It is impressive how a small community of enthusiasts has willed bitcoin from a theoretical concept into a cultural phenomenon. Bitcoin, improbably, has become a thing. But is it money? Here, the authors are appropriately skeptical — though perhaps not sufficiently so. “One familiar benchmark says that for a currency to become money it must function as a medium of exchange, a unit of account, and a store of value,” they write. Bitcoin has definitely succeeded in becoming a medium of exchange for some — Microsoft accepts it as payment. But a store of value? Not so much.
“Bitcoin’s price in dollars soared 8,500 percent in the first eleven months of 2013, but then lost two thirds of its value in the following six months,” the authors write. In June 2011, about 7 percent of the bitcoins in circulation went missing from Mt. Gox, a bitcoin exchange that subsequently went bust. Whoops! Silk Road, an online mart where people could use bitcoin to buy or sell stuff anonymously — including drugs such as crystal meth, it turns out — was shut down by federal authorities in October 201 3.
These are predictable growing pains — the early Web was a series of business debacles, and just look at it now. And the larger trends do seem to be working in favor of a payment system that avoids the high fees and political complications of banks. “This is a digital age, and bitcoin is digital money,” the authors write. “In a world where so much commerce is done online, simplicity and cost savings are in its favor.”
That’s all true. But bitcoin and other cryptocurrencies aren’t really challenging the global economic order. They remain marginal, unstable and little understood, and their spread has done nothing to chip away at the dominance of the Federal Reserve and the People’s Bank of China — and the currencies managed by those enormously powerful central banks attached to enormously powerful governments.
Beyond inertia and entrenched power, there are forces working against bitcoin in particular and against cryptocurrencies in general.

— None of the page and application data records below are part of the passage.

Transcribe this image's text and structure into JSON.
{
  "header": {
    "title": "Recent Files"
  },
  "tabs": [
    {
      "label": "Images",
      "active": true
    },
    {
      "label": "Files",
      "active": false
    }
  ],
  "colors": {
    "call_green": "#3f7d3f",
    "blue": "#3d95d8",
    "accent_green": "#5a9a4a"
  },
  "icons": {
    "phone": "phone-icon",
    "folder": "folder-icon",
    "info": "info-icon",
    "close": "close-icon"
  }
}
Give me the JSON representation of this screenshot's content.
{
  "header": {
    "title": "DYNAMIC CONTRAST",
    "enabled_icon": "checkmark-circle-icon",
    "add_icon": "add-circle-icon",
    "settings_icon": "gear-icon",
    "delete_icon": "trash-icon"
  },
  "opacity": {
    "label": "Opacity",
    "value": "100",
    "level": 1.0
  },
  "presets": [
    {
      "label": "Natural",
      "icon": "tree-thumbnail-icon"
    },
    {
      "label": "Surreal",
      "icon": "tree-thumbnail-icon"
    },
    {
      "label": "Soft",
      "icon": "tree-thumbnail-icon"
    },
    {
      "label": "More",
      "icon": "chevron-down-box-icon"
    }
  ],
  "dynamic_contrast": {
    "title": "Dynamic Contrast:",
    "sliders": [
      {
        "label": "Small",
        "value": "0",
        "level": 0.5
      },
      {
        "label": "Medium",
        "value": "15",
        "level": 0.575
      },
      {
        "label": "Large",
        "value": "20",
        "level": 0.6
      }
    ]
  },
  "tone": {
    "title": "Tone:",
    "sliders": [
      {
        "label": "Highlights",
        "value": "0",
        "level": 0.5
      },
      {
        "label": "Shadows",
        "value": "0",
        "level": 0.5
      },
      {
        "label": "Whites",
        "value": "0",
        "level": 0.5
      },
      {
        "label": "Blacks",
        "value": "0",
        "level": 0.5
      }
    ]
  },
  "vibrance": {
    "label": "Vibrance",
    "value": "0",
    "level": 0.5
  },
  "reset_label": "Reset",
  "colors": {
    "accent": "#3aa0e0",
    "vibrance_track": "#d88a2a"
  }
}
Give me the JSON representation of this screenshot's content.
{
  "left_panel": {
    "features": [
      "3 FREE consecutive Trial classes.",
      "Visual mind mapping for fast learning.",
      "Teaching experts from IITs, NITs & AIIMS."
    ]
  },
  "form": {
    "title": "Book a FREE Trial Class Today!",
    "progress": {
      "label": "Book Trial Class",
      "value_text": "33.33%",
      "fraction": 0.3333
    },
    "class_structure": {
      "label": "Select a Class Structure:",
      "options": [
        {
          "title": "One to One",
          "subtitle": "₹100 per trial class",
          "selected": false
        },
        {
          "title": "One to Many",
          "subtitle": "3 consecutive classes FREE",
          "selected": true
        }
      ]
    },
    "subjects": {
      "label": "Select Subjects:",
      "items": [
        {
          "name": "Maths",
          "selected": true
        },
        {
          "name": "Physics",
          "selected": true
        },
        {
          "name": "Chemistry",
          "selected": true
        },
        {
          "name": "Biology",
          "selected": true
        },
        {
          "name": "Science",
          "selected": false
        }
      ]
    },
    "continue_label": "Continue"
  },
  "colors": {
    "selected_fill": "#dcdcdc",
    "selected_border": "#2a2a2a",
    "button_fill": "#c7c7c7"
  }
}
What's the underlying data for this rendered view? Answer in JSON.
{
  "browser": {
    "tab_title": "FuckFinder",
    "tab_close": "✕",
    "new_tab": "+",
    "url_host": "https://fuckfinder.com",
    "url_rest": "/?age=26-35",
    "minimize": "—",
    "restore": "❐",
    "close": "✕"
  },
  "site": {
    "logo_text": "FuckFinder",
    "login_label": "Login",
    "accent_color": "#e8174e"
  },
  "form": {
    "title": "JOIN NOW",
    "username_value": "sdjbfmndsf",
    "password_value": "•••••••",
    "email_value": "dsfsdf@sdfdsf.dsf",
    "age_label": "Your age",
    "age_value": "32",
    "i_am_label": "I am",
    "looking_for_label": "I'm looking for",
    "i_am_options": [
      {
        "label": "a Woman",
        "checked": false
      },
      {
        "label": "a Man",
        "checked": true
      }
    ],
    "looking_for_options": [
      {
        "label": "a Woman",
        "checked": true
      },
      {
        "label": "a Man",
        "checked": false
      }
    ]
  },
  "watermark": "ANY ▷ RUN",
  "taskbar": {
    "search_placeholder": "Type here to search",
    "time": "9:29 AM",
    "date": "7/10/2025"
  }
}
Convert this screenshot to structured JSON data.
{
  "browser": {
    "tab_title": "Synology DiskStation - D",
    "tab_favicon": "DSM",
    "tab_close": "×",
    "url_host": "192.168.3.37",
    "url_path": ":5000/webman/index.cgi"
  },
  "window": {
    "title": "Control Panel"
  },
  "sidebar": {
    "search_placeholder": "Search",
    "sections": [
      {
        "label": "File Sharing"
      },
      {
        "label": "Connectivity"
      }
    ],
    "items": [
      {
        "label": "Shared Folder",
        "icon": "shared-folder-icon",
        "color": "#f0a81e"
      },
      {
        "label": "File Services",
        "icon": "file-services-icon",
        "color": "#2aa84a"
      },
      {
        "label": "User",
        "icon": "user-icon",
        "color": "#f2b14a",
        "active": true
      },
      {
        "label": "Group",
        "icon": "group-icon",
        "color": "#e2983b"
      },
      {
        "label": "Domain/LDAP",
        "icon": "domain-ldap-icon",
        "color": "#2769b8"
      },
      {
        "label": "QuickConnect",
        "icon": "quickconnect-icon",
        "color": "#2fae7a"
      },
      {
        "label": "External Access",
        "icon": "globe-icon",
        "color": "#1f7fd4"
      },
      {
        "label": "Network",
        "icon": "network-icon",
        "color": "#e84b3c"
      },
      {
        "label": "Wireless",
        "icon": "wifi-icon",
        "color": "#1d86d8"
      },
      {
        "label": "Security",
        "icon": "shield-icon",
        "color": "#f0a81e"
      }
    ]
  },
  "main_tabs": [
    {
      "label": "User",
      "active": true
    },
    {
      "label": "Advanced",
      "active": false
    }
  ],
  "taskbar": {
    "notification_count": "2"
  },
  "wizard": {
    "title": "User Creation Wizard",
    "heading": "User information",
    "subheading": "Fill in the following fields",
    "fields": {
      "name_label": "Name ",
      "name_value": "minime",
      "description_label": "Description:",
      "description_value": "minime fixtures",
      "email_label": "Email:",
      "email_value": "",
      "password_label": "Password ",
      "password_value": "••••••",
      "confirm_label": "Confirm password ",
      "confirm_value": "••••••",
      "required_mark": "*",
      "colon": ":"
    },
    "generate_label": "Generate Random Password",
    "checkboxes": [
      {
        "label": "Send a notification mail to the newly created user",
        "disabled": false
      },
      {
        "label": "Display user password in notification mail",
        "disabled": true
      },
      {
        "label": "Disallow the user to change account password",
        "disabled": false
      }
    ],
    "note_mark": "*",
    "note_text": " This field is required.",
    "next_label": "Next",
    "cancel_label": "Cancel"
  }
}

In a world filled with ingenious hackers, digital thieves and other rogues, exclusively digital products — information, content, money — aren’t exactly safe. (Just ask Sony.) The potential for fraudulent transactions in some circumstances is also a worry.
What’s more, money is already going digital in ways that are challenging the primacy of banks. Apps such as Venmo let people send money to one another for free. In Africa, M-Pesa, which allows individuals of very modest means to send money via text message and store it via simple cellphones, already has 18 million customers and is doing far more to disrupt traditional banking than bitcoin.
The authors are right to conclude that we shouldn’t put all our chips on bitcoin, whose value in early January stood at less than one-quarter of its December 2013 peak. “Bitcoin will end up something less than the stateless, third-party-less utopian dream of its most passionate supporters,” Vigna and Casey write. It will continue to be a thing, not the thing. Even so, bitcoin will pressure incumbents and others in adjacent fields to innovate, much the way the Toyota Prius and Tesla have placed pressure on traditional automakers to step up their efficiency game. Thanks to the occasionally reckless and cryptic innovators of the bitcoin universe, the financial system “will have some much needed competition and discipline forced upon it.”
You can bank on that.